PROBLEM TO WORK ON:
Give the count of lines in the records that contain the string "arrow", and write nothing but that number.

Records from a data collection

Content starts

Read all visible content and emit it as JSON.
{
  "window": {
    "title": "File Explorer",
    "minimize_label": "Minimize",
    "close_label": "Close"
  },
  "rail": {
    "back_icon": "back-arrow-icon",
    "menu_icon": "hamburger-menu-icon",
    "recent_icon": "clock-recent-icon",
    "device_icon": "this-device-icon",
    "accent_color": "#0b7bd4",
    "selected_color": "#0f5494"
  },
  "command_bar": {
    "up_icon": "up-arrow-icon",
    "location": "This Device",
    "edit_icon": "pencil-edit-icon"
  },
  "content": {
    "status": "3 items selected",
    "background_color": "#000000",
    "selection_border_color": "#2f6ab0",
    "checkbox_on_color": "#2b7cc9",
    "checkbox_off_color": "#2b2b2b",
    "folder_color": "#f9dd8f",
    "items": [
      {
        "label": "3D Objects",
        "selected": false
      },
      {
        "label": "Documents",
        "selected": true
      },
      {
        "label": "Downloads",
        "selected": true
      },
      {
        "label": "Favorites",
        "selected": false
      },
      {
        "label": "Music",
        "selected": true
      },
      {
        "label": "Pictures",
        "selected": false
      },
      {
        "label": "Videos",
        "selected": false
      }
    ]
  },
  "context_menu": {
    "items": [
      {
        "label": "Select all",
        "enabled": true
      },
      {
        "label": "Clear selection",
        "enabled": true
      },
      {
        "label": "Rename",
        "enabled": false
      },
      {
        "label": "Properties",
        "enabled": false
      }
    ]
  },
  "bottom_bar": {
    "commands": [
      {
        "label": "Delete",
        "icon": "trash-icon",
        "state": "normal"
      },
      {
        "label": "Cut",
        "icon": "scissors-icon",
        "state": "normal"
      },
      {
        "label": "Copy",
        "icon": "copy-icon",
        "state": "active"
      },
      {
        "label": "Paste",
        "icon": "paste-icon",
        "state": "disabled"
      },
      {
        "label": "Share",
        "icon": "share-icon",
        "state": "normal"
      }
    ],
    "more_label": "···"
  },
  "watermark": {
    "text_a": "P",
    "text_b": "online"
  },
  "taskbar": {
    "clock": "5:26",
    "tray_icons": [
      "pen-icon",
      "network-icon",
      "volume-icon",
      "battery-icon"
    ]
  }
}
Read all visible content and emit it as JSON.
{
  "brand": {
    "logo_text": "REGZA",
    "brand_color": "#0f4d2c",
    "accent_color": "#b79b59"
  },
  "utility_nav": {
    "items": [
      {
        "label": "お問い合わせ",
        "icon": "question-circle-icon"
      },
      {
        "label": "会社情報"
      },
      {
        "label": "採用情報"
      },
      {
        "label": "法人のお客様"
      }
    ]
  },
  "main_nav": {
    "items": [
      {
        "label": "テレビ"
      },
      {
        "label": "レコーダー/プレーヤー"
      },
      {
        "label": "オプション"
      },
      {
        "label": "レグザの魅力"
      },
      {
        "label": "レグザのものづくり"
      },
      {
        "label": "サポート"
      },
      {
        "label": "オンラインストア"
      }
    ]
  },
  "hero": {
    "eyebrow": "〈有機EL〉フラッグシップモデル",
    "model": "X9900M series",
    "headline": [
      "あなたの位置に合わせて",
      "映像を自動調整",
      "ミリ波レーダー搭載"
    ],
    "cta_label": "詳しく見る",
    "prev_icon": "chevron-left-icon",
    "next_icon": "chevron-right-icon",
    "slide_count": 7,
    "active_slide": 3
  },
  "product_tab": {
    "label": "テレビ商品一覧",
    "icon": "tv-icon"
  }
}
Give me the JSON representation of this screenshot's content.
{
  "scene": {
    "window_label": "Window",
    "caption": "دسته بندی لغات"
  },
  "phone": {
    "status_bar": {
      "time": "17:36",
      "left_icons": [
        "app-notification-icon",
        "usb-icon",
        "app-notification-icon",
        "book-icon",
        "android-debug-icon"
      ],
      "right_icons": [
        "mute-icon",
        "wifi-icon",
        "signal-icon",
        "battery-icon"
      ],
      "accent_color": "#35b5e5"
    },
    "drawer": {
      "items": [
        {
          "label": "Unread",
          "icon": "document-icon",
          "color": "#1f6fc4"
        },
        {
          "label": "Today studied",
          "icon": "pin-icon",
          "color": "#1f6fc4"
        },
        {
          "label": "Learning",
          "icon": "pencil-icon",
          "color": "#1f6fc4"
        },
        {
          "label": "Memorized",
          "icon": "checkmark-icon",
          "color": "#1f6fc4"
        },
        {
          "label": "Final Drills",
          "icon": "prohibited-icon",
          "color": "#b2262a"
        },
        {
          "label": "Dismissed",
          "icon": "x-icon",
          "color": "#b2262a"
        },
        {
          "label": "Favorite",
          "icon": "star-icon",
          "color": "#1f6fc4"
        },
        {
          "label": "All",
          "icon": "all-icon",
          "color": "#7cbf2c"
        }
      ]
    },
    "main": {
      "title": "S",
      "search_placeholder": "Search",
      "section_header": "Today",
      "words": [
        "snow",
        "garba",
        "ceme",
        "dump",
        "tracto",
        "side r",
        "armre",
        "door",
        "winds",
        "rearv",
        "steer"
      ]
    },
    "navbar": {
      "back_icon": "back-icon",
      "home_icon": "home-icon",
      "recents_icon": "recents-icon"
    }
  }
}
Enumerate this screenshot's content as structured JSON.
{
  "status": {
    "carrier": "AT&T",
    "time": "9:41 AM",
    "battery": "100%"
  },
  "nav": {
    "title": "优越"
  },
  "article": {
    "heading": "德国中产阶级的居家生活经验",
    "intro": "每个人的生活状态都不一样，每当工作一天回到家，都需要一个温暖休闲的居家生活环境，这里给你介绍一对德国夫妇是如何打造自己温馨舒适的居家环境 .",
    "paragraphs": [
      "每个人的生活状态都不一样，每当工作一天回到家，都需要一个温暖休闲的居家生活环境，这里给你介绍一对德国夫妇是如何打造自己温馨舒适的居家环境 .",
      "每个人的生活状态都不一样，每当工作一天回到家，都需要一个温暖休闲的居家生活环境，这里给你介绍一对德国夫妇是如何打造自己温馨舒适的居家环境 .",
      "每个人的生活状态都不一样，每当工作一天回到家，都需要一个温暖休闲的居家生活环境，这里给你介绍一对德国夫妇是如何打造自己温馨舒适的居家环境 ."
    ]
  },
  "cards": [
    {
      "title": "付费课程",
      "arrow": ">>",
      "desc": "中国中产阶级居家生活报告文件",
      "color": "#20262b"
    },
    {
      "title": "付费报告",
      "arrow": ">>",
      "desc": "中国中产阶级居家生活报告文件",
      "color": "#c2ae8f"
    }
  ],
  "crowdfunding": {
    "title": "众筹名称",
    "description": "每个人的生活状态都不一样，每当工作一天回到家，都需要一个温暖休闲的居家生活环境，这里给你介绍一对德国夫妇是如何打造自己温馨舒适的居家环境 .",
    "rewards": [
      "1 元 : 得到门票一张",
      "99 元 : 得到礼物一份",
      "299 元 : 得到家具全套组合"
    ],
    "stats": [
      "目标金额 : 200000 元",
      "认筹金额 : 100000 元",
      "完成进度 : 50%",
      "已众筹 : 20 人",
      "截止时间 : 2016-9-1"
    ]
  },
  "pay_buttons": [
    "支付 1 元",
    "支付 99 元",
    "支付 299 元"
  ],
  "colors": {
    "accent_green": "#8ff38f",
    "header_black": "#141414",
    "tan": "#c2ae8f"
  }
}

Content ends

RESULT FOR THIS TASK:
4